[Items from an interface collection]
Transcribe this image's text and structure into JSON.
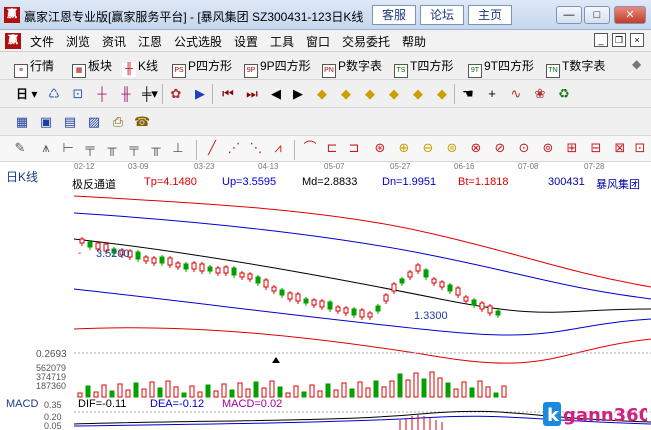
{
  "window": {
    "logo_text": "赢",
    "title": "赢家江恩专业版[赢家服务平台] - [暴风集团  SZ300431-123日K线",
    "header_links": [
      "客服",
      "论坛",
      "主页"
    ],
    "controls": [
      "—",
      "□",
      "✕"
    ]
  },
  "menu": {
    "logo_text": "赢",
    "items": [
      "文件",
      "浏览",
      "资讯",
      "江恩",
      "公式选股",
      "设置",
      "工具",
      "窗口",
      "交易委托",
      "帮助"
    ],
    "mdi_controls": [
      "_",
      "❐",
      "×"
    ]
  },
  "toolbar_main": {
    "items": [
      {
        "label": "行情",
        "icon": "quote-icon"
      },
      {
        "label": "板块",
        "icon": "sector-icon"
      },
      {
        "label": "K线",
        "icon": "kline-icon"
      },
      {
        "label": "P四方形",
        "icon": "PS"
      },
      {
        "label": "9P四方形",
        "icon": "9P"
      },
      {
        "label": "P数字表",
        "icon": "PN"
      },
      {
        "label": "T四方形",
        "icon": "TS"
      },
      {
        "label": "9T四方形",
        "icon": "9T"
      },
      {
        "label": "T数字表",
        "icon": "TN"
      }
    ],
    "more": "◆"
  },
  "toolbar_period": {
    "period_label": "日"
  },
  "chart": {
    "side_label": "日K线",
    "indicator_name": "极反通道",
    "Tp": "Tp=4.1480",
    "Up": "Up=3.5595",
    "Md": "Md=2.8833",
    "Dn": "Dn=1.9951",
    "Bt": "Bt=1.1818",
    "stock_code": "300431",
    "stock_name": "暴风集团",
    "date_ticks": [
      "02-12",
      "03-09",
      "03-23",
      "04-13",
      "05-07",
      "05-27",
      "06-16",
      "07-08",
      "07-28"
    ],
    "annotations": {
      "high": "3.5200",
      "low": "1.3300"
    },
    "price_scale_label": "0.2693",
    "volume_scale": [
      "562079",
      "374719",
      "187360"
    ],
    "macd_panel": {
      "name": "MACD",
      "dif": "DIF=-0.11",
      "dea": "DEA=-0.12",
      "macd": "MACD=0.02",
      "scale": [
        "0.35",
        "0.20",
        "0.05"
      ]
    },
    "colors": {
      "up": "#e00000",
      "down": "#00a000",
      "upper_band": "#e00000",
      "mid_band": "#0000d0",
      "lower_band": "#000000"
    }
  },
  "watermark": {
    "text": "gann360",
    "prefix": "k"
  }
}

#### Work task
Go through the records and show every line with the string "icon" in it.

#### Result of this task
        "icon": "quote-icon"
        "icon": "sector-icon"
        "icon": "kline-icon"
        "icon": "PS"
        "icon": "9P"
        "icon": "PN"
        "icon": "TS"
        "icon": "9T"
        "icon": "TN"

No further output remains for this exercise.